Set back from the other buildings on the street, the mysterious old house was shrouded by entangled elm and birch trees, the dust-red brick walls laced up with ivy and browning aging flowers. The path was cracked and shadowed, the windows flaking white confetti and the door creaking yet solid. From the house, sounds would drift – lonesome humming of a lady resident, piano filling out an empty room, crumbling hollow percussion. This sole lady resident, she is Psapp, she is an enigma, she ensnares the unsuspecting, this house is her world.
Psapp sing songs with crooked latinate melodies, she dances a broken flamenco – the clicking and scraping in ‘Hi_’ sounding like stilettos tapping across an old flagstone floor, hips snaking in a slight, sad suggestion. The tone of her voice is so tactile, it is to be brushed over with regal velvets and the most costly of satins. Her voice is expensive and expressive, her words are reassuring yet triste: “come now, come and mourn me, it’s so easy now I’m gone” she sings on ‘New Rubbers_’, arch and downcast.
Her home, the house, reverberates quietly through much of the songs on the album – the percussive loops in ‘This Way’ are made of the sounds of crumbling bricks; seashells and snail shells shattering, delicate underfoot; xylophones crafted from the bones of ancestors, sounded with a hollow hurt. On ‘Needle and Thread’ the pulsing and chattering of sewing machines accompanies her desire to fix a loved one: “There is no needle and thread that will mend you / Don’t you break, I will not let you”. The muted horns and understated, poised strings echo in an unused room of the dilapidated house. It always rains here, that kind of Sunday-evening watershed: cleansing the ground after a week of use, dividing one week from the next, signalling the end of the joy of weekends. To put an ear close to the speaker reveals suggestions of sounds – doors opening and closing, cats prowling garden perimeters, telephones ringing in the house next door, cars passing on the road beyond the trees. The “warm wet smell” she sings of in ‘Upstairs’ is the musty scent of memory and change.
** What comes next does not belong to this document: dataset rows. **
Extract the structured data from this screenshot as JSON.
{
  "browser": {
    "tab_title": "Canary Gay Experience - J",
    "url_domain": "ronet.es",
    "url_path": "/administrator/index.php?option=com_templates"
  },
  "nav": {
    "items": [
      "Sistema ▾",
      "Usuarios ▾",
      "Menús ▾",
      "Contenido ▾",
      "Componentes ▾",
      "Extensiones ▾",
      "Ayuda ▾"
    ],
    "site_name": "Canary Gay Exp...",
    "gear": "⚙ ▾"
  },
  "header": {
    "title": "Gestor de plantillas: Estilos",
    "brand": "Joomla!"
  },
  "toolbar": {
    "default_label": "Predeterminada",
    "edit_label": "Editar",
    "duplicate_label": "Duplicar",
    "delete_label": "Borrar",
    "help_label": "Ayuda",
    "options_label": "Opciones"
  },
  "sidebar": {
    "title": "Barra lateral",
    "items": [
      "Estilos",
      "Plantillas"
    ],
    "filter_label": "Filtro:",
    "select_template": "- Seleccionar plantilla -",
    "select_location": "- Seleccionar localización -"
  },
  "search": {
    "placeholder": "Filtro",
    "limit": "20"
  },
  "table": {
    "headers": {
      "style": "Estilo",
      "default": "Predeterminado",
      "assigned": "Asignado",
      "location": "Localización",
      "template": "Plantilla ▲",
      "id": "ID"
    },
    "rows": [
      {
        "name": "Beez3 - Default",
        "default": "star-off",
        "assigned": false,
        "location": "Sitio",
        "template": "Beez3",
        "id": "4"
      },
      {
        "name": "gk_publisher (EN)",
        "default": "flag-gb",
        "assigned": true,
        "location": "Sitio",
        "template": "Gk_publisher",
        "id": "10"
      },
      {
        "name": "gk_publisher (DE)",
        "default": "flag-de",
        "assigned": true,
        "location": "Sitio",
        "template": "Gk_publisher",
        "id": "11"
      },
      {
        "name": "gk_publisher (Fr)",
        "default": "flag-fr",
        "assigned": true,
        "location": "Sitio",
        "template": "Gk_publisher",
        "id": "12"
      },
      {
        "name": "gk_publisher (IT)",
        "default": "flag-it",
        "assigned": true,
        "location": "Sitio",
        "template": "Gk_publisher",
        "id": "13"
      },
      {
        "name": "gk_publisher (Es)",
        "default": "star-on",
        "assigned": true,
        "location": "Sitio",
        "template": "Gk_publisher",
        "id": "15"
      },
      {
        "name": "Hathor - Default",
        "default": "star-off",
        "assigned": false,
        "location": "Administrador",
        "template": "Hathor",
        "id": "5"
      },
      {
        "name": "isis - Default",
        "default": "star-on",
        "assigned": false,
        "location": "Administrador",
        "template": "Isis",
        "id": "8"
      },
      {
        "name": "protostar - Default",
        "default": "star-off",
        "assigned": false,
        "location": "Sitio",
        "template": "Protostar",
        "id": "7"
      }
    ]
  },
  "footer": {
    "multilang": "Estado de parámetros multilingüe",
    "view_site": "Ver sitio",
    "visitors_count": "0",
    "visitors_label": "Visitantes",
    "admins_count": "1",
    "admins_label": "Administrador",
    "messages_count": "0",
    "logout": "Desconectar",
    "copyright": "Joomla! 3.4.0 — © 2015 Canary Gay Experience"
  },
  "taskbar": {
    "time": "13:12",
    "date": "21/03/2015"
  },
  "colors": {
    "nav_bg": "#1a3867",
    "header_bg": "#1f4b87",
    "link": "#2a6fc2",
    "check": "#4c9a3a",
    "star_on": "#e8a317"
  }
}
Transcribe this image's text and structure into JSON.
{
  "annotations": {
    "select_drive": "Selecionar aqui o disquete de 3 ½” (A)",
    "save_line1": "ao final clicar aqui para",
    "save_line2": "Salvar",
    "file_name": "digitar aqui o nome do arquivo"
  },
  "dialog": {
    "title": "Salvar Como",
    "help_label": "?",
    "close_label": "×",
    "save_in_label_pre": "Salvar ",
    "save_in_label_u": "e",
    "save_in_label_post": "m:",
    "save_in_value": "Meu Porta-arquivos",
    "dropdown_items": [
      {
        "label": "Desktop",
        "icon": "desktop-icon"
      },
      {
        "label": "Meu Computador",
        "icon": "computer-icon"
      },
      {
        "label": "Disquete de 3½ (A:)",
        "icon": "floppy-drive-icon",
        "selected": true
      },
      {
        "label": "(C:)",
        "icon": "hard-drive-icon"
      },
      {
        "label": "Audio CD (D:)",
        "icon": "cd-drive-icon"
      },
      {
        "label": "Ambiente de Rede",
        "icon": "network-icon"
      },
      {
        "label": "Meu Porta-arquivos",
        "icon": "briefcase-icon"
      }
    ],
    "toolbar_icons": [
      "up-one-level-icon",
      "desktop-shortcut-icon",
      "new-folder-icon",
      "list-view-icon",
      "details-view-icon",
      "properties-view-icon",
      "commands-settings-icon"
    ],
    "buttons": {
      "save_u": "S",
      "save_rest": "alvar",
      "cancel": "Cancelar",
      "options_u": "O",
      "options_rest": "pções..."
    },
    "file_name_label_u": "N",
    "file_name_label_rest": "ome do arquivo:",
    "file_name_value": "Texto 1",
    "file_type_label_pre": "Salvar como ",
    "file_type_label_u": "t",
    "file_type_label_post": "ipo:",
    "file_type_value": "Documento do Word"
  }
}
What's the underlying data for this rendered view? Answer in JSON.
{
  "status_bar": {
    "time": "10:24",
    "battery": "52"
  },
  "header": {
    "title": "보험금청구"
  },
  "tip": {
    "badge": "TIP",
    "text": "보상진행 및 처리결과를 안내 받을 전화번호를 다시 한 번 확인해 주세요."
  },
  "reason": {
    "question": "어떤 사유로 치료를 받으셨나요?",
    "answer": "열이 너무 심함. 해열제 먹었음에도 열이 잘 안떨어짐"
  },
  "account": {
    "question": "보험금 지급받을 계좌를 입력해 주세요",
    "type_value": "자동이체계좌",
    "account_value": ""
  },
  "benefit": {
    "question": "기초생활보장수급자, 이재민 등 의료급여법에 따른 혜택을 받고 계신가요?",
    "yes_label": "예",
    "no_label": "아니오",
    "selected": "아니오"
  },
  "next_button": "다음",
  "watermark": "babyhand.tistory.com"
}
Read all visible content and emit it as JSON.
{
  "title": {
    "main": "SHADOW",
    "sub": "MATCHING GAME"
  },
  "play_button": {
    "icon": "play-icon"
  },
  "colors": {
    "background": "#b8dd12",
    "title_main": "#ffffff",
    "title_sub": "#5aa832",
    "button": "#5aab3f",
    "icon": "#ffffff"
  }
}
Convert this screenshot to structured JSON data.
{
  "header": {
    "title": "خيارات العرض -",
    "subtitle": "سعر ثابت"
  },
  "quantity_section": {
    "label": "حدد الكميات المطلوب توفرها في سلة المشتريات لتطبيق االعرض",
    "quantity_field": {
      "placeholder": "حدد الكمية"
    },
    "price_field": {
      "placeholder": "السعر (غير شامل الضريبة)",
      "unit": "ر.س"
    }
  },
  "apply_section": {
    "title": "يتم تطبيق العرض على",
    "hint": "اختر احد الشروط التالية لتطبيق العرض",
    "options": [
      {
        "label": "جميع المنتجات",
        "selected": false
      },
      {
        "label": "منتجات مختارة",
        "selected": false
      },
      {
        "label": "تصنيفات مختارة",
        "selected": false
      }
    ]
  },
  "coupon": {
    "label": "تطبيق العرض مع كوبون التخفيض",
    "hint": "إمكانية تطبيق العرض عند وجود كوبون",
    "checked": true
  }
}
The Only Thing I Ever Wanted is a true album, a coherent trail of interlinked melody and domestic adventures. Like the Books, Psapp meld acoustic sounds into tales of modern life, like Tunng there is a sense of mystery and intrigue imbued into each echo. She of Psapp will ensnare you too, she will lead you to where “it is green, it is damp / by the burning lamp” right into the dark old house which neighbours fear and is the location of their whispered urban fables.
8Rachel Cawley's Score